(Stored data entries)
--- --- ---
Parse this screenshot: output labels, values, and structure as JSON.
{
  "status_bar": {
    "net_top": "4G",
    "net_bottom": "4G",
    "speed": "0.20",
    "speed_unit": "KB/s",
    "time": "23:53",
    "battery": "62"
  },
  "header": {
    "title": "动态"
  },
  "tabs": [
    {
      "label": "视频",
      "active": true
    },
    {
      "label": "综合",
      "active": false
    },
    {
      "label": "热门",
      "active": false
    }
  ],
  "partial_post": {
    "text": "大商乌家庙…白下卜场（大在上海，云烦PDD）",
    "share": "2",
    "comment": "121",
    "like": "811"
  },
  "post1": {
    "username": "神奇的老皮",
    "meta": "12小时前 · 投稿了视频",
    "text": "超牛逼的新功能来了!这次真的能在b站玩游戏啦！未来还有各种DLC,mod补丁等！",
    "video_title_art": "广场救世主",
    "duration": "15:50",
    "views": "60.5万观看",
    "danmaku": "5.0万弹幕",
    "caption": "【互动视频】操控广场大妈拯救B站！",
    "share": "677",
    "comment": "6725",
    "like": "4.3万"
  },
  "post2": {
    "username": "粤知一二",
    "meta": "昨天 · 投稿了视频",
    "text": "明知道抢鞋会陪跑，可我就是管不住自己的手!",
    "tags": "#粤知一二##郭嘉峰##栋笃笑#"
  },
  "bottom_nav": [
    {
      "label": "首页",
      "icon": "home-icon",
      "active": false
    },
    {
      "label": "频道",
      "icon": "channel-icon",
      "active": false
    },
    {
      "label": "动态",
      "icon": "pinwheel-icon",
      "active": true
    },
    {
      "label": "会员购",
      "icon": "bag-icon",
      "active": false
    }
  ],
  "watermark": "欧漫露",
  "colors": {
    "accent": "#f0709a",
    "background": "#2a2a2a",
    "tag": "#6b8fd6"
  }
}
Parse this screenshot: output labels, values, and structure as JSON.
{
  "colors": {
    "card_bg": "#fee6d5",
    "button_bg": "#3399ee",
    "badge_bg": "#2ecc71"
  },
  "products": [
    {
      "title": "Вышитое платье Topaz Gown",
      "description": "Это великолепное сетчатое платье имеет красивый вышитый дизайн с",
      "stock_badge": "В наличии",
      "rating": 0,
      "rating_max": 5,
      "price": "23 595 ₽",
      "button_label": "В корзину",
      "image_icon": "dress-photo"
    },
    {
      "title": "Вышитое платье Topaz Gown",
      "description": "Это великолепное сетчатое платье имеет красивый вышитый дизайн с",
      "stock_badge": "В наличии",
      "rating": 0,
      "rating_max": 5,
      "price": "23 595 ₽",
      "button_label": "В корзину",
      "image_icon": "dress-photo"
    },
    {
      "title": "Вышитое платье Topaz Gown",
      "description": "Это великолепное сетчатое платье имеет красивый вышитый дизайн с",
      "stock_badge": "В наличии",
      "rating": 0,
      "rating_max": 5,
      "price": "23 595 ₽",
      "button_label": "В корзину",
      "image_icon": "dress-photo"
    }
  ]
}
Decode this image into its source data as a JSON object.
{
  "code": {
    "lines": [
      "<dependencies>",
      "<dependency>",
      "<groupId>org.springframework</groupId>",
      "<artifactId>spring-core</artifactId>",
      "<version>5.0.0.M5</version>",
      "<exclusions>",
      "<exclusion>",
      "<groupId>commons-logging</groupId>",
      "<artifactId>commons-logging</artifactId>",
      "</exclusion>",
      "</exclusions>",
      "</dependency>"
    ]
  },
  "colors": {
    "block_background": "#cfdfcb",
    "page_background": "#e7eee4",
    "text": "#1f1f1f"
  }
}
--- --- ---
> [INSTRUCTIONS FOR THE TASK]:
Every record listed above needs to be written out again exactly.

> [WRITTEN RESPONSE]:
Parse this screenshot: output labels, values, and structure as JSON.
{
  "status_bar": {
    "net_top": "4G",
    "net_bottom": "4G",
    "speed": "0.20",
    "speed_unit": "KB/s",
    "time": "23:53",
    "battery": "62"
  },
  "header": {
    "title": "动态"
  },
  "tabs": [
    {
      "label": "视频",
      "active": true
    },
    {
      "label": "综合",
      "active": false
    },
    {
      "label": "热门",
      "active": false
    }
  ],
  "partial_post": {
    "text": "大商乌家庙…白下卜场（大在上海，云烦PDD）",
    "share": "2",
    "comment": "121",
    "like": "811"
  },
  "post1": {
    "username": "神奇的老皮",
    "meta": "12小时前 · 投稿了视频",
    "text": "超牛逼的新功能来了!这次真的能在b站玩游戏啦！未来还有各种DLC,mod补丁等！",
    "video_title_art": "广场救世主",
    "duration": "15:50",
    "views": "60.5万观看",
    "danmaku": "5.0万弹幕",
    "caption": "【互动视频】操控广场大妈拯救B站！",
    "share": "677",
    "comment": "6725",
    "like": "4.3万"
  },
  "post2": {
    "username": "粤知一二",
    "meta": "昨天 · 投稿了视频",
    "text": "明知道抢鞋会陪跑，可我就是管不住自己的手!",
    "tags": "#粤知一二##郭嘉峰##栋笃笑#"
  },
  "bottom_nav": [
    {
      "label": "首页",
      "icon": "home-icon",
      "active": false
    },
    {
      "label": "频道",
      "icon": "channel-icon",
      "active": false
    },
    {
      "label": "动态",
      "icon": "pinwheel-icon",
      "active": true
    },
    {
      "label": "会员购",
      "icon": "bag-icon",
      "active": false
    }
  ],
  "watermark": "欧漫露",
  "colors": {
    "accent": "#f0709a",
    "background": "#2a2a2a",
    "tag": "#6b8fd6"
  }
}
Parse this screenshot: output labels, values, and structure as JSON.
{
  "colors": {
    "card_bg": "#fee6d5",
    "button_bg": "#3399ee",
    "badge_bg": "#2ecc71"
  },
  "products": [
    {
      "title": "Вышитое платье Topaz Gown",
      "description": "Это великолепное сетчатое платье имеет красивый вышитый дизайн с",
      "stock_badge": "В наличии",
      "rating": 0,
      "rating_max": 5,
      "price": "23 595 ₽",
      "button_label": "В корзину",
      "image_icon": "dress-photo"
    },
    {
      "title": "Вышитое платье Topaz Gown",
      "description": "Это великолепное сетчатое платье имеет красивый вышитый дизайн с",
      "stock_badge": "В наличии",
      "rating": 0,
      "rating_max": 5,
      "price": "23 595 ₽",
      "button_label": "В корзину",
      "image_icon": "dress-photo"
    },
    {
      "title": "Вышитое платье Topaz Gown",
      "description": "Это великолепное сетчатое платье имеет красивый вышитый дизайн с",
      "stock_badge": "В наличии",
      "rating": 0,
      "rating_max": 5,
      "price": "23 595 ₽",
      "button_label": "В корзину",
      "image_icon": "dress-photo"
    }
  ]
}
Decode this image into its source data as a JSON object.
{
  "code": {
    "lines": [
      "<dependencies>",
      "<dependency>",
      "<groupId>org.springframework</groupId>",
      "<artifactId>spring-core</artifactId>",
      "<version>5.0.0.M5</version>",
      "<exclusions>",
      "<exclusion>",
      "<groupId>commons-logging</groupId>",
      "<artifactId>commons-logging</artifactId>",
      "</exclusion>",
      "</exclusions>",
      "</dependency>"
    ]
  },
  "colors": {
    "block_background": "#cfdfcb",
    "page_background": "#e7eee4",
    "text": "#1f1f1f"
  }
}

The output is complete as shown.